It is difficult to determine the number of would-be refugees who were killed because of U.S. immigration restrictions.  However, the following information from the United States Memorial Holocaust Museum site suggests the large numbers who were put at risk from the restrictions:

In late 1938, 125,000 applicants lined up outside US consulates hoping to obtain 27,000 visas under the existing immigration quota. By June 1939, the number of applicants had increased to over 300,000. Most visa applicants were unsuccessful.

The fate of 908 refugees aboard the ship named the St. Louis who were denied refuge in the U.S. in 1939 is more certain, with 254 perishing in the Holocaust.  Mr. Wyman also notes that other refugee ships, either without a place to land or planning to land illegally in Palestine, sank, drowning hundreds. (pp. 38-39)

Mr. Krugman must surely be bothered by the racist nature of the 1924 legislation and must certainly wish that the U.S. had been more welcoming to refugees during the Nazi period. Furthermore he has noted that he is “grateful that the door was open when my grandparents fled Russia.” Had his grandparents tried to enter America after the 1924 restrictions were in place, they may not have been allowed in and may have perished at the hands of the Nazis.
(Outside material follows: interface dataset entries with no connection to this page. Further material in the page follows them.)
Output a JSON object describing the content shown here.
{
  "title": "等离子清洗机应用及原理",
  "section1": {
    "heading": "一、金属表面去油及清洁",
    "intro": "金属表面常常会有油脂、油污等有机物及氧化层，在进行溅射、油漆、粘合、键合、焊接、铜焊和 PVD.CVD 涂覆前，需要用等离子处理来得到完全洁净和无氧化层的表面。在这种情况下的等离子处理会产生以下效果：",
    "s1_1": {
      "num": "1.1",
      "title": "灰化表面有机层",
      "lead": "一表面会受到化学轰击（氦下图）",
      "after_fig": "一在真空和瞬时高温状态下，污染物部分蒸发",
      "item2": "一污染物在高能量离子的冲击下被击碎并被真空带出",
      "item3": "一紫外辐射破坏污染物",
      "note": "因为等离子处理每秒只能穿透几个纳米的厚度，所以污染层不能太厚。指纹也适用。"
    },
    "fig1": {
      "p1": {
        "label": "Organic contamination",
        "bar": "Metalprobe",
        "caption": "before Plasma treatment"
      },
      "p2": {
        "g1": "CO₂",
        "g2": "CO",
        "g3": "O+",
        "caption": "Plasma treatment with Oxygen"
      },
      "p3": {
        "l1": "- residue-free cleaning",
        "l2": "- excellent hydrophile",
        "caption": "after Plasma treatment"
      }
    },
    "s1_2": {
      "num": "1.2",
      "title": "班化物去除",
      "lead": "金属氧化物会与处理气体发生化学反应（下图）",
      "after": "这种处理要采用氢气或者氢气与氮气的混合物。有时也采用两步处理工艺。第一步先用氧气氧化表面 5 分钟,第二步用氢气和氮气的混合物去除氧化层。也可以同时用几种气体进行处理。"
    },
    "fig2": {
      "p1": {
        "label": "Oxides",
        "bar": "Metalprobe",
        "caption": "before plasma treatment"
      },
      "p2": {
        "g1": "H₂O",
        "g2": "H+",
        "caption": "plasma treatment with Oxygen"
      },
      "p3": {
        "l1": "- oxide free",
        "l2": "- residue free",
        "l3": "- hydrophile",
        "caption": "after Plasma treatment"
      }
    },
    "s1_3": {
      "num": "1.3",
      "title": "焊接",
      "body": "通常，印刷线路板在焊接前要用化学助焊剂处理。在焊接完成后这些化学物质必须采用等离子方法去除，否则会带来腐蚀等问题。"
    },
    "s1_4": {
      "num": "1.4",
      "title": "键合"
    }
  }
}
How does Mr. Krugman square all this with his support for the 1924 immigration legislation? Was the suffering associated with the legislation an acceptable sacrifice in order to ensure that the New Deal legislation could be passed? Mr. Krugman might respond to this question by wishing that the U.S. had adopted a more generous refugee policy during the Nazi period within a system of immigration restriction, but the fact is that the U.S. didn’t.

Of course, even setting aside the history of the American immigration system’s response to the refugees fleeing the Nazis, the suffering associated with immigration restrictions are immense. Co-blogger Nathan Smith challenges Mr. Krugman’s suggestion that the American welfare state is of higher moral value than open borders.  He writes that: 

Krugman wants a social democratic welfare state even at the cost of excluding most of mankind by force. I start from a utilitarian universalist ethics and conclude that its need for immigration exclusion renders the welfare state a moral travesty. 

Nathan argues that a truly moral anti-poverty policy would focus on alleviating the extreme poverty of the Third World rather than the poverty found in the U.S.:  “Domestic redistribution is at best from the very-rich to the relatively-rich.”  He writes that “the best thing America could do for the poor is to open the borders.”

I support both open borders and the welfare state.  Fortunately, perhaps with the use of keyhole solutions, countries may be able to have both. Mr. Krugman should explore this possibility, as well as reconsider his support for the 1924 immigration legislation.

Featured image: Paul Krugman’s press conference following his receipt of the Nobel Prize in Economics, by Prolineserver from Wikimedia Commons.